by Merlin Glynn, Technical Product Manager, VMware
Cloud Foundry Container Runtime (CFCR), formerly known as Project KUBO, is an open source project that delivers the functionality of both Day 1 (deployment) and Day 2 (operations) tasks for Kubernetes clusters. The initial genesis behind CFCR was to make deploying and running Kubernetes clusters across different environments more portable and operational.
Until now, there has been no reliable or convenient way to deliver a strong level of operational capability to a consumer who may want to run Kubernetes in production on their own on-premises and public clouds. To solve this problem, Google partnered with Pivotal (the leading contributor to BOSH) to build Cloud Foundry Container Runtime. CFCR was formerly known by the acronym KUBO, meaning Kubernetes on BOSH. BOSH is an open source tool for the deployment, release engineering, lifecycle management and monitoring of distributed software systems. Google and Pivotal saw BOSH as a tool with the potential to facilitate production-grade Kubernetes operations.
On its own, Kubernetes does a great job maintaining healthy running workloads. However, it’s not so great at self-care of its control plane components like its API, controller manager, etc or its core kubelet processes. BOSH provides health and monitoring capabilities to the complete Kubernetes control plane to keep not only app workloads healthy, but also Kubernetes itself healthy and running.
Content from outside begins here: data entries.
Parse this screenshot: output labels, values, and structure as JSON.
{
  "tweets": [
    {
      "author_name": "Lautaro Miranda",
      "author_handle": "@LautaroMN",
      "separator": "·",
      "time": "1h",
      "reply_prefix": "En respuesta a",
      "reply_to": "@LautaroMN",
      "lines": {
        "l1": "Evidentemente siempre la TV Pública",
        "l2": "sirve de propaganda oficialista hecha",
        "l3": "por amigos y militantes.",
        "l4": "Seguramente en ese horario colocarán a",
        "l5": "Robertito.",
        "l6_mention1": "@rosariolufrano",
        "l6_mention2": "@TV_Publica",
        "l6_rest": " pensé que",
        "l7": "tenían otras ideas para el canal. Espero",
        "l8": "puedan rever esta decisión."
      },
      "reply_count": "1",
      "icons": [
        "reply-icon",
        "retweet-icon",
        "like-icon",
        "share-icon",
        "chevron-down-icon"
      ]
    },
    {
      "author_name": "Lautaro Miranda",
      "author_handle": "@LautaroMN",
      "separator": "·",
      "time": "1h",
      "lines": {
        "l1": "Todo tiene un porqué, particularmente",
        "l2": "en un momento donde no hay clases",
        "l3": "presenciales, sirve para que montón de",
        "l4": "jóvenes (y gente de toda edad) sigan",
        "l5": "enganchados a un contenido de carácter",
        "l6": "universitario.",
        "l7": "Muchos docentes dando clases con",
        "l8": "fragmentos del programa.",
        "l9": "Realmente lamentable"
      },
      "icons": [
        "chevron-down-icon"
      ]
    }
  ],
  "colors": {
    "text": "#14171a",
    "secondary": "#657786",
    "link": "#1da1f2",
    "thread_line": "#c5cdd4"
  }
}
To accomplish this, CFCR is deployed a little differently than when deployed with tools like ‘kubeadmin’ or ‘kops’. When BOSH deploys a Kubernetes cluster, each core component of the Kubernetes control plane is instantiated as a virtual machine (VM) instance. BOSH deploys an agent on each VM instance to monitor the health of the key Kubernetes control plane processes, as well as the overall health of each VM instance. BOSH will also dynamically repair and rebuild any VM that is unhealthy, no manual intervention required.
In addition to the health management of Kubernetes, CFCR deployments gain the added benefits of scaling, patching and upgrading Kubernetes clusters easily via a simple interaction with BOSH. Why is this so advantageous? Customers running Kubernetes will likely at some point need to upgrade and re-deploy, which is a taxing process. BOSH greatly simplifies this.
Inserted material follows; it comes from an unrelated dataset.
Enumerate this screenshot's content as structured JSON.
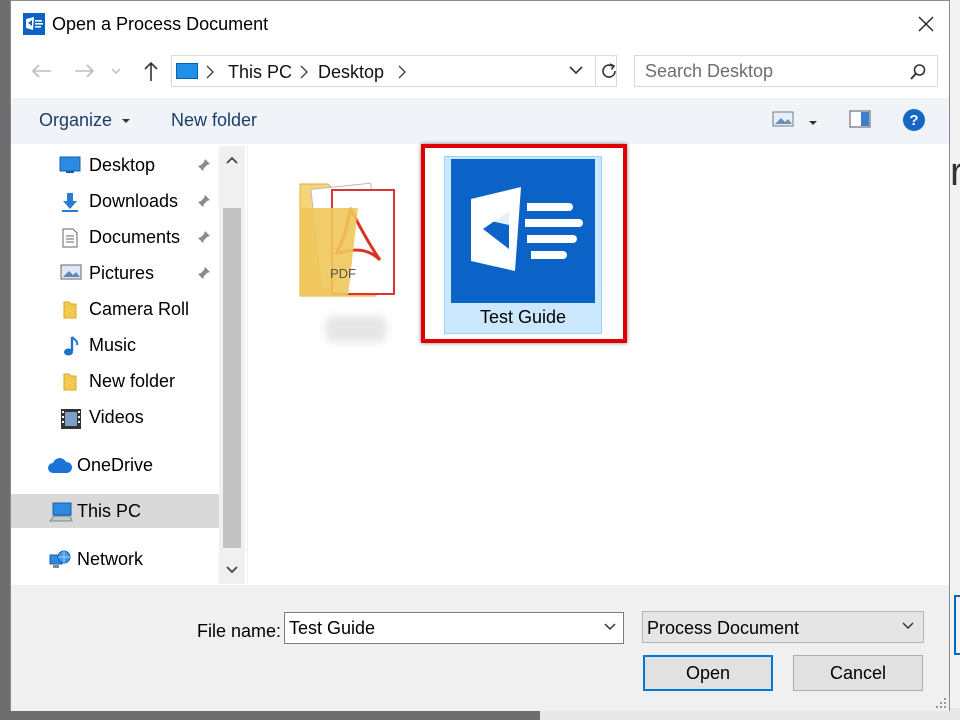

Operating Kubernetes is difficult, generally speaking. CFCR was designed to address the complexity of Kubernetes deployment and make it easier to deploy, patch, upgrade, scale and operate. The BOSH approach to Kubernetes provides some nice advantages. One of those advantages is repeatability. BOSH can deploy Kubernetes across multiple IaaS providers, such as vSphere, Google Cloud Platform and Amazon Web Services. This is accomplished via the BOSH Cloud Provider Interface (CPI), which allows BOSH to create and manage VM instances, storage and networking constructs across supported CPIs.
BOSH also utilizes a few additional abstractions like ‘releases’ to package software, ‘stemcells’ to define a secure VM image and ‘manifests’ to define how the releases get deployed across one or more VM instances based on the stemcells. A Platform Reliability Engineer can use these abstractions to make Kubernetes deployments easy and repeatable across any of the CPIs available to BOSH. This creates a great common operational model across any cloud.
Cloud Foundry Container Runtime also has a lot to offer when it comes to Day 2 operations, meaning after the Kubernetes clusters have been deployed. Tasks like patching CVEs, upgrading Kubernetes or rotating key credentials can be pretty cumbersome. BOSH offers Platform Reliability Engineers the ability to automate all of these tasks in a consistent and repeatable manner that drives down costs and time to deliver. Additionally, spinning up or decommissioning multiple Kubernetes clusters when they’re no longer necessary can also be automated and logged in the BOSH database to provide a level of task auditing.
CFCR is a fundamental part of the new container service platform announced at VMworld 2017 called Pivotal Container Service (PKS). The primary objectives of CFCR and PKS are to make Kubernetes and the operations of Kubernetes as a Service simple and production ready. Key PKS features will include:
- Tight integration with NSX-T for container and application-aware security.
- Project Harbor, VMware’s open source Docker-based registry with embedded features like Clair vulnerability image scanning, image policy controls and authentication.
- An on-demand broker that will allow entitled Application Developer/Operations Owners (ADO) to self-service request or delete Kubernetes clusters via a command-line interface (CLI) or API.
- Out of the box integration with VMware vRealize monitoring and logging components.
- World class, production-grade support of Kubernetes from VMware and Pivotal.